# Exercise requirements
The records, repeated exactly and in full, are the expected answer.

# Information shown
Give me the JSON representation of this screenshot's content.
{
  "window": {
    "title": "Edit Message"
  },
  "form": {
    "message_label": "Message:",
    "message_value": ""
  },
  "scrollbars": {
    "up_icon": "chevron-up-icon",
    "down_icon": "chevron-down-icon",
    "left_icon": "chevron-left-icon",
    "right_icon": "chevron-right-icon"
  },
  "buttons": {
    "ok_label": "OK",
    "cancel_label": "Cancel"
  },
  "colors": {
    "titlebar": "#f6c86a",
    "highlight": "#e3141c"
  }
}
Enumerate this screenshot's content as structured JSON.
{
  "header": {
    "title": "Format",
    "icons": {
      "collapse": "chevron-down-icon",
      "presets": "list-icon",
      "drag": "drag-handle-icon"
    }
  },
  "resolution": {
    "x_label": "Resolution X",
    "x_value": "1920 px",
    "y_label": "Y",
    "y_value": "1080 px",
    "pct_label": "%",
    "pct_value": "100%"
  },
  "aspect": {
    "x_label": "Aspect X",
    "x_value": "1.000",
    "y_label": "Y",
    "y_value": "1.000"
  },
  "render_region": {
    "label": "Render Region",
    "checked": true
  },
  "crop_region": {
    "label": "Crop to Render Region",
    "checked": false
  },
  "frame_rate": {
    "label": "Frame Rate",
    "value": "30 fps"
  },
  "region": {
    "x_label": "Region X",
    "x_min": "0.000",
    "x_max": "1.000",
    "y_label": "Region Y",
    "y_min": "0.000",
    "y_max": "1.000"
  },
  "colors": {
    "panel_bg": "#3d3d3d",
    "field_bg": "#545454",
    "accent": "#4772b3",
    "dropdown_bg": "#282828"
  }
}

# Answer box
Give me the JSON representation of this screenshot's content.
{
  "window": {
    "title": "Edit Message"
  },
  "form": {
    "message_label": "Message:",
    "message_value": ""
  },
  "scrollbars": {
    "up_icon": "chevron-up-icon",
    "down_icon": "chevron-down-icon",
    "left_icon": "chevron-left-icon",
    "right_icon": "chevron-right-icon"
  },
  "buttons": {
    "ok_label": "OK",
    "cancel_label": "Cancel"
  },
  "colors": {
    "titlebar": "#f6c86a",
    "highlight": "#e3141c"
  }
}
Enumerate this screenshot's content as structured JSON.
{
  "header": {
    "title": "Format",
    "icons": {
      "collapse": "chevron-down-icon",
      "presets": "list-icon",
      "drag": "drag-handle-icon"
    }
  },
  "resolution": {
    "x_label": "Resolution X",
    "x_value": "1920 px",
    "y_label": "Y",
    "y_value": "1080 px",
    "pct_label": "%",
    "pct_value": "100%"
  },
  "aspect": {
    "x_label": "Aspect X",
    "x_value": "1.000",
    "y_label": "Y",
    "y_value": "1.000"
  },
  "render_region": {
    "label": "Render Region",
    "checked": true
  },
  "crop_region": {
    "label": "Crop to Render Region",
    "checked": false
  },
  "frame_rate": {
    "label": "Frame Rate",
    "value": "30 fps"
  },
  "region": {
    "x_label": "Region X",
    "x_min": "0.000",
    "x_max": "1.000",
    "y_label": "Region Y",
    "y_min": "0.000",
    "y_max": "1.000"
  },
  "colors": {
    "panel_bg": "#3d3d3d",
    "field_bg": "#545454",
    "accent": "#4772b3",
    "dropdown_bg": "#282828"
  }
}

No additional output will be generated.